● **Given information**:
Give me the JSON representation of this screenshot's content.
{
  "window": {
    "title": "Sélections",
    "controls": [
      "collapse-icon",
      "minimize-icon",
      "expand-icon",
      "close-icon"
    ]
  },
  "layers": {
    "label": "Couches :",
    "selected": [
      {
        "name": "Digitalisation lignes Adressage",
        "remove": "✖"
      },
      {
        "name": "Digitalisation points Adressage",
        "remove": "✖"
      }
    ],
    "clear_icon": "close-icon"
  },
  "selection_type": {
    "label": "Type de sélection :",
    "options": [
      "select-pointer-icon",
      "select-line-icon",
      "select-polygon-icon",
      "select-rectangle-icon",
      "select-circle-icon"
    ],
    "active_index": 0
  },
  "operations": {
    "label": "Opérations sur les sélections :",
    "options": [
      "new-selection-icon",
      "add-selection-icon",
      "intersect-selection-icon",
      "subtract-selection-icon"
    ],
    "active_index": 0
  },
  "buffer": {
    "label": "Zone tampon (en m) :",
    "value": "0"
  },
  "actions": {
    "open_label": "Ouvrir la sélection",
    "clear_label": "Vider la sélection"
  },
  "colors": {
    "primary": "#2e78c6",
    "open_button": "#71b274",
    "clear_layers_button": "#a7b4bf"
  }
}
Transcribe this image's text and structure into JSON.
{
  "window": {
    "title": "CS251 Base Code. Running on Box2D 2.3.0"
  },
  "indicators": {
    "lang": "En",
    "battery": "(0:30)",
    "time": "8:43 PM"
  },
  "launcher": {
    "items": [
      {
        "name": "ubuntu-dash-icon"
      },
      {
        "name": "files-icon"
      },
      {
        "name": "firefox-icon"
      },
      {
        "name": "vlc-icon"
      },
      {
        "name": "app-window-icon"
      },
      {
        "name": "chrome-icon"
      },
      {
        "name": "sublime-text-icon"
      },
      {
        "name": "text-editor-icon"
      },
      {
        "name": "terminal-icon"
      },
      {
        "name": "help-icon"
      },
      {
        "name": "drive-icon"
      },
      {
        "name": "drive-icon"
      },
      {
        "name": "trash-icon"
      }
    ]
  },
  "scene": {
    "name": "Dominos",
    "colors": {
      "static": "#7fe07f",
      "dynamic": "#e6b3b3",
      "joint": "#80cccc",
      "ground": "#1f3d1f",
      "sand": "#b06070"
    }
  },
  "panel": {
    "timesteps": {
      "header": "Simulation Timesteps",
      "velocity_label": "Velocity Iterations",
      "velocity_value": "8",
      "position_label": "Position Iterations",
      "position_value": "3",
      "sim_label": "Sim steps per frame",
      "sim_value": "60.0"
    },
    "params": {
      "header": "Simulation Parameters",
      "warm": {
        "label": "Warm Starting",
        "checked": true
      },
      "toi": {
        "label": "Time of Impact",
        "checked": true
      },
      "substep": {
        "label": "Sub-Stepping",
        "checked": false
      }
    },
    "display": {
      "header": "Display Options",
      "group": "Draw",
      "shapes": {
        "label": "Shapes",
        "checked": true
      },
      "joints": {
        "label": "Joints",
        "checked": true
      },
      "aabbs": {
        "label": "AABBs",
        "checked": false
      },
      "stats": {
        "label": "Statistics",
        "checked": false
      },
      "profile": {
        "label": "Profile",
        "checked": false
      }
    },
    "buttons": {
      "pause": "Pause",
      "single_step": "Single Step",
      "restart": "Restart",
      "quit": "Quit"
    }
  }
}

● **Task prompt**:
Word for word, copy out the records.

● **Written answer**:
Give me the JSON representation of this screenshot's content.
{
  "window": {
    "title": "Sélections",
    "controls": [
      "collapse-icon",
      "minimize-icon",
      "expand-icon",
      "close-icon"
    ]
  },
  "layers": {
    "label": "Couches :",
    "selected": [
      {
        "name": "Digitalisation lignes Adressage",
        "remove": "✖"
      },
      {
        "name": "Digitalisation points Adressage",
        "remove": "✖"
      }
    ],
    "clear_icon": "close-icon"
  },
  "selection_type": {
    "label": "Type de sélection :",
    "options": [
      "select-pointer-icon",
      "select-line-icon",
      "select-polygon-icon",
      "select-rectangle-icon",
      "select-circle-icon"
    ],
    "active_index": 0
  },
  "operations": {
    "label": "Opérations sur les sélections :",
    "options": [
      "new-selection-icon",
      "add-selection-icon",
      "intersect-selection-icon",
      "subtract-selection-icon"
    ],
    "active_index": 0
  },
  "buffer": {
    "label": "Zone tampon (en m) :",
    "value": "0"
  },
  "actions": {
    "open_label": "Ouvrir la sélection",
    "clear_label": "Vider la sélection"
  },
  "colors": {
    "primary": "#2e78c6",
    "open_button": "#71b274",
    "clear_layers_button": "#a7b4bf"
  }
}
Transcribe this image's text and structure into JSON.
{
  "window": {
    "title": "CS251 Base Code. Running on Box2D 2.3.0"
  },
  "indicators": {
    "lang": "En",
    "battery": "(0:30)",
    "time": "8:43 PM"
  },
  "launcher": {
    "items": [
      {
        "name": "ubuntu-dash-icon"
      },
      {
        "name": "files-icon"
      },
      {
        "name": "firefox-icon"
      },
      {
        "name": "vlc-icon"
      },
      {
        "name": "app-window-icon"
      },
      {
        "name": "chrome-icon"
      },
      {
        "name": "sublime-text-icon"
      },
      {
        "name": "text-editor-icon"
      },
      {
        "name": "terminal-icon"
      },
      {
        "name": "help-icon"
      },
      {
        "name": "drive-icon"
      },
      {
        "name": "drive-icon"
      },
      {
        "name": "trash-icon"
      }
    ]
  },
  "scene": {
    "name": "Dominos",
    "colors": {
      "static": "#7fe07f",
      "dynamic": "#e6b3b3",
      "joint": "#80cccc",
      "ground": "#1f3d1f",
      "sand": "#b06070"
    }
  },
  "panel": {
    "timesteps": {
      "header": "Simulation Timesteps",
      "velocity_label": "Velocity Iterations",
      "velocity_value": "8",
      "position_label": "Position Iterations",
      "position_value": "3",
      "sim_label": "Sim steps per frame",
      "sim_value": "60.0"
    },
    "params": {
      "header": "Simulation Parameters",
      "warm": {
        "label": "Warm Starting",
        "checked": true
      },
      "toi": {
        "label": "Time of Impact",
        "checked": true
      },
      "substep": {
        "label": "Sub-Stepping",
        "checked": false
      }
    },
    "display": {
      "header": "Display Options",
      "group": "Draw",
      "shapes": {
        "label": "Shapes",
        "checked": true
      },
      "joints": {
        "label": "Joints",
        "checked": true
      },
      "aabbs": {
        "label": "AABBs",
        "checked": false
      },
      "stats": {
        "label": "Statistics",
        "checked": false
      },
      "profile": {
        "label": "Profile",
        "checked": false
      }
    },
    "buttons": {
      "pause": "Pause",
      "single_step": "Single Step",
      "restart": "Restart",
      "quit": "Quit"
    }
  }
}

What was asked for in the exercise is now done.